There is talk of bubbles everywhere -- I keep seeing chatter about "The Everything Bubble."
I do see places with a lot of speculation -- too much speculation -- but if you think this looks like 1999, I don't see it.
The main reason I do not see it is breadth. Look at this chart of breadth from the late '90s, and notice that it peaked in 1998. It was mostly in a downtrend that year. In 1999, the year Nasdaq was up somewhere in the neighborhood of 80%, breadth was in a death spiral. It did not bottom until the spring of 2000, just as the indexes were making their highs.
I ask you to look at the cumulative advance/decline line from the current scenario. It looks nothing like 1998-2000. They are almost inverses of each other.
I grant you the breadth of the market isn't the only qualification for a bubble, but for comparison's sake, this doesn't look like 1999 from a breadth perspective. The market is not narrow the way it was then.
Having made that point, I am going to do a wee bit of complaining again about breadth. It has been good, but it hasn't been great. Let me explain.
Tuesday the S&P was up 26 and net breadth was positive 1,420. I gave that high marks. Wednesday the S&P was up 21 with net breadth at positive 870. I'd have to call that a B, maybe a B-. Then came Thursday. The S&P tacks on 55 points and net breadth is positive 700. That's a C. I'd give it a D, if it was less than positive 500, as it was most of the day. Flat or negative breadth would be a failing grade.
I think it means stocks are getting tired, as they should be. Nearly two weeks ago, just before Christmas, we reached a short-term oversold condition. Since then, the S&P 500 is up 150 points, which I would consider a good oversold rally in two weeks. And now we're leaning back toward overbought. I admit, I am surprised the Oscillator couldn't make it higher than it, has but that's the math.
The McClellan Summation Index ticked up on Thursday for the first time in a month, but know that a net differential of negative 300 (advancers minus decliners on the NYSE) would send it right back down.
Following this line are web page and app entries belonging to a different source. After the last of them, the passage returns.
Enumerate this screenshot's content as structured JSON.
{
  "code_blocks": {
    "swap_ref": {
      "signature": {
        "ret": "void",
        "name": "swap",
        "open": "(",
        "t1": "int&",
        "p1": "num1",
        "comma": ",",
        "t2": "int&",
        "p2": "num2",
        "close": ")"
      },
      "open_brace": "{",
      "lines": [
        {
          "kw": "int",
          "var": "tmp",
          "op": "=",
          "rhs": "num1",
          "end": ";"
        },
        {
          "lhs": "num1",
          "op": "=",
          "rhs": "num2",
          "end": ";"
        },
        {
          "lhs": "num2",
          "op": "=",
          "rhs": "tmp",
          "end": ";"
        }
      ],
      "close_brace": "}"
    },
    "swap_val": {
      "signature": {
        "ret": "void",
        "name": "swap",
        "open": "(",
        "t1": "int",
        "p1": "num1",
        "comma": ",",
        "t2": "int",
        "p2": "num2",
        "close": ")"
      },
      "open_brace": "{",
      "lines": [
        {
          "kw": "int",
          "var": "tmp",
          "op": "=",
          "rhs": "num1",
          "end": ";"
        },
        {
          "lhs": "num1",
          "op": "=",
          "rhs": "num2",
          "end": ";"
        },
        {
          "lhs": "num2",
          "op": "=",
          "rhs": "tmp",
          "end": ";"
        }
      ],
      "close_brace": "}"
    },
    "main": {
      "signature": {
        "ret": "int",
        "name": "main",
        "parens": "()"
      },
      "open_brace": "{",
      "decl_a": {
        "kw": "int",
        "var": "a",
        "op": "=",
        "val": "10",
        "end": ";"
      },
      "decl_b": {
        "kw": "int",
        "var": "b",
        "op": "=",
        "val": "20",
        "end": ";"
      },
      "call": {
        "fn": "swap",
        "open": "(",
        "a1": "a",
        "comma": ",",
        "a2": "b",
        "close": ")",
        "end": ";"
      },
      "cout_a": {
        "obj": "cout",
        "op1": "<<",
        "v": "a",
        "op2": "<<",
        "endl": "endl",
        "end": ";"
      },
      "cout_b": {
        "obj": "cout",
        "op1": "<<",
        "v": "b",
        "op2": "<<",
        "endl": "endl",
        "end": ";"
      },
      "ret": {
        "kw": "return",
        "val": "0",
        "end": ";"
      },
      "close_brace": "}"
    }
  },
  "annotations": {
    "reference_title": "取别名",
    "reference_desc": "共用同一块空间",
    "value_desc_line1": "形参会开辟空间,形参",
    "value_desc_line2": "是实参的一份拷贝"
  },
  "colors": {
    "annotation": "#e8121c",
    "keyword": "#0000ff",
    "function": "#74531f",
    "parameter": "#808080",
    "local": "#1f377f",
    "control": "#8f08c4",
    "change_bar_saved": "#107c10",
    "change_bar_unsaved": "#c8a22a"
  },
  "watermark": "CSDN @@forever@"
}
Nasdaq's new highs continue to expand, but the NYSE, which saw a terrific expansion on Wednesday, saw none of that on Thursday. Either way, there are more new highs this week and new lows have not expanded and that's a positive.
But the market is now overbought and the Daily Sentiment Index (DSI) for the VIX is back at 10. The DSI for the S&P and Nasdaq is at 85, so if there is one more up day, those could go over 90 and the Volatility Index could get to single digits. I think we correct next week, if not Friday.